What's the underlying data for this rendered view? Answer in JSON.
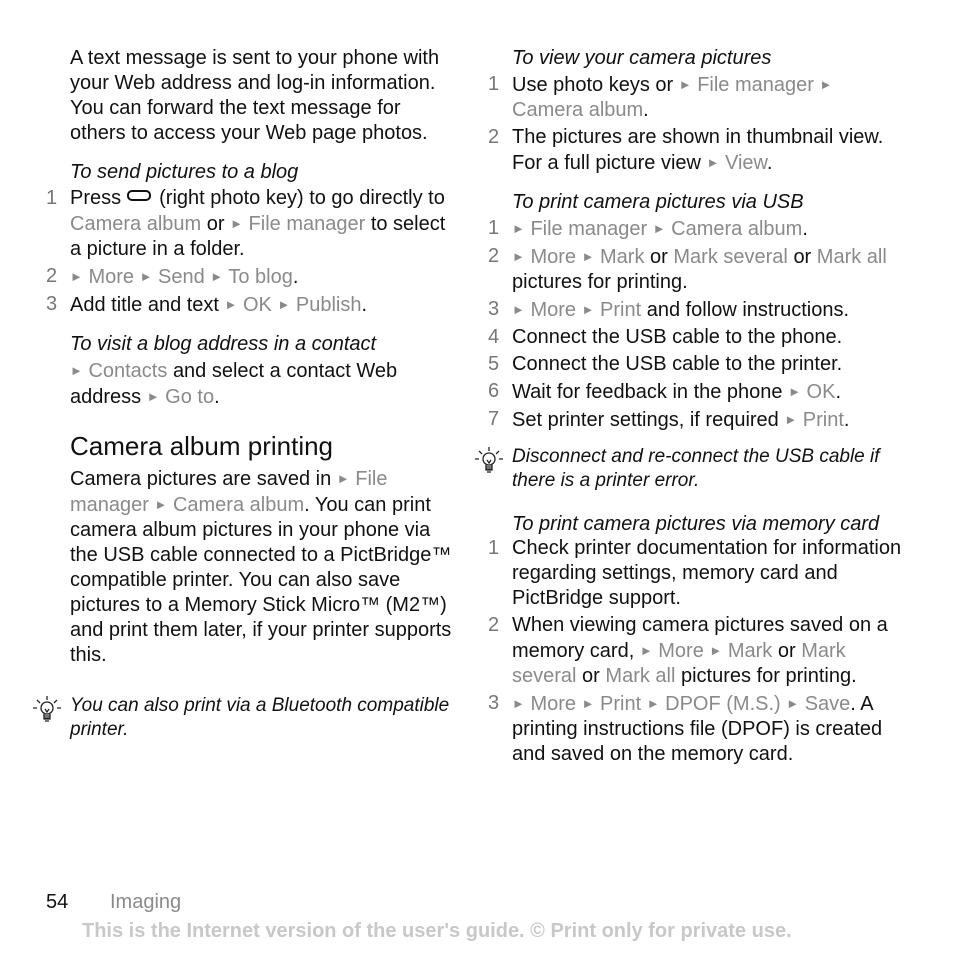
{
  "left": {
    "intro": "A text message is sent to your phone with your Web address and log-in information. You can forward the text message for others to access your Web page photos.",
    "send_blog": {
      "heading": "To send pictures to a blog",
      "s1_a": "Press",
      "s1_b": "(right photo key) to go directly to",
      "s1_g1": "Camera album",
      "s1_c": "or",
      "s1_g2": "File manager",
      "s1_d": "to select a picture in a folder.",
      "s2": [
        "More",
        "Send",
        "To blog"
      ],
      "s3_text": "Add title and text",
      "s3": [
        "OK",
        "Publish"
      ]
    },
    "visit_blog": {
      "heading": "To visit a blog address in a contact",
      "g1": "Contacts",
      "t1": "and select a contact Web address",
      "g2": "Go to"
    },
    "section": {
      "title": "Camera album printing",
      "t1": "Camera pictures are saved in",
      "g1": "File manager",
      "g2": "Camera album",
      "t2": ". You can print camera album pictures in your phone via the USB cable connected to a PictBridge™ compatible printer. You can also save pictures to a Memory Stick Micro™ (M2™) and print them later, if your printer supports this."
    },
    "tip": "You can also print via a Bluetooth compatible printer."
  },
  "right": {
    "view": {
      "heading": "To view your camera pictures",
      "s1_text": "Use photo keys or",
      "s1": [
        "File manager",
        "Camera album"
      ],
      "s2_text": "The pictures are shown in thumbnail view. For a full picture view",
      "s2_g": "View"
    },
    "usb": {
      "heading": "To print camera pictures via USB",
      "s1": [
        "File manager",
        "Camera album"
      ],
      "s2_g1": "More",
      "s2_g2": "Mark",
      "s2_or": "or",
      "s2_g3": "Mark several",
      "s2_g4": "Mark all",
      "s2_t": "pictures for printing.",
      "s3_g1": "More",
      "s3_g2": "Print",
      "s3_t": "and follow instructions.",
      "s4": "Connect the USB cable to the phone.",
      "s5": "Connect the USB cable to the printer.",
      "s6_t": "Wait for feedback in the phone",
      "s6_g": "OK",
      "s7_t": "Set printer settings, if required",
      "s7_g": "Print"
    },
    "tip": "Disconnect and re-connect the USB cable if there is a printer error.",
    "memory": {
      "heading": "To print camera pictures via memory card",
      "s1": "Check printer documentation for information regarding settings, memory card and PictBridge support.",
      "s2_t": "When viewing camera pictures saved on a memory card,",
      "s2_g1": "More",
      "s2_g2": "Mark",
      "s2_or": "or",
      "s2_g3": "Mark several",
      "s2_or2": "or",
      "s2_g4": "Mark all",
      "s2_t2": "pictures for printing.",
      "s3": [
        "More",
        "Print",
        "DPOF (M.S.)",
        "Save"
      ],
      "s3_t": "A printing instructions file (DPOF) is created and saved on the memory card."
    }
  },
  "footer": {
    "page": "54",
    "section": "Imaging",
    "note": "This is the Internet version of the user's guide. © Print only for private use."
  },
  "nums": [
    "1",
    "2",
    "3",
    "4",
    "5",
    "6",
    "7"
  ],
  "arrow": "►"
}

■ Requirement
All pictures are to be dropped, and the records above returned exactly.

■ Response area
What's the underlying data for this rendered view? Answer in JSON.
{
  "left": {
    "intro": "A text message is sent to your phone with your Web address and log-in information. You can forward the text message for others to access your Web page photos.",
    "send_blog": {
      "heading": "To send pictures to a blog",
      "s1_a": "Press",
      "s1_b": "(right photo key) to go directly to",
      "s1_g1": "Camera album",
      "s1_c": "or",
      "s1_g2": "File manager",
      "s1_d": "to select a picture in a folder.",
      "s2": [
        "More",
        "Send",
        "To blog"
      ],
      "s3_text": "Add title and text",
      "s3": [
        "OK",
        "Publish"
      ]
    },
    "visit_blog": {
      "heading": "To visit a blog address in a contact",
      "g1": "Contacts",
      "t1": "and select a contact Web address",
      "g2": "Go to"
    },
    "section": {
      "title": "Camera album printing",
      "t1": "Camera pictures are saved in",
      "g1": "File manager",
      "g2": "Camera album",
      "t2": ". You can print camera album pictures in your phone via the USB cable connected to a PictBridge™ compatible printer. You can also save pictures to a Memory Stick Micro™ (M2™) and print them later, if your printer supports this."
    },
    "tip": "You can also print via a Bluetooth compatible printer."
  },
  "right": {
    "view": {
      "heading": "To view your camera pictures",
      "s1_text": "Use photo keys or",
      "s1": [
        "File manager",
        "Camera album"
      ],
      "s2_text": "The pictures are shown in thumbnail view. For a full picture view",
      "s2_g": "View"
    },
    "usb": {
      "heading": "To print camera pictures via USB",
      "s1": [
        "File manager",
        "Camera album"
      ],
      "s2_g1": "More",
      "s2_g2": "Mark",
      "s2_or": "or",
      "s2_g3": "Mark several",
      "s2_g4": "Mark all",
      "s2_t": "pictures for printing.",
      "s3_g1": "More",
      "s3_g2": "Print",
      "s3_t": "and follow instructions.",
      "s4": "Connect the USB cable to the phone.",
      "s5": "Connect the USB cable to the printer.",
      "s6_t": "Wait for feedback in the phone",
      "s6_g": "OK",
      "s7_t": "Set printer settings, if required",
      "s7_g": "Print"
    },
    "tip": "Disconnect and re-connect the USB cable if there is a printer error.",
    "memory": {
      "heading": "To print camera pictures via memory card",
      "s1": "Check printer documentation for information regarding settings, memory card and PictBridge support.",
      "s2_t": "When viewing camera pictures saved on a memory card,",
      "s2_g1": "More",
      "s2_g2": "Mark",
      "s2_or": "or",
      "s2_g3": "Mark several",
      "s2_or2": "or",
      "s2_g4": "Mark all",
      "s2_t2": "pictures for printing.",
      "s3": [
        "More",
        "Print",
        "DPOF (M.S.)",
        "Save"
      ],
      "s3_t": "A printing instructions file (DPOF) is created and saved on the memory card."
    }
  },
  "footer": {
    "page": "54",
    "section": "Imaging",
    "note": "This is the Internet version of the user's guide. © Print only for private use."
  },
  "nums": [
    "1",
    "2",
    "3",
    "4",
    "5",
    "6",
    "7"
  ],
  "arrow": "►"
}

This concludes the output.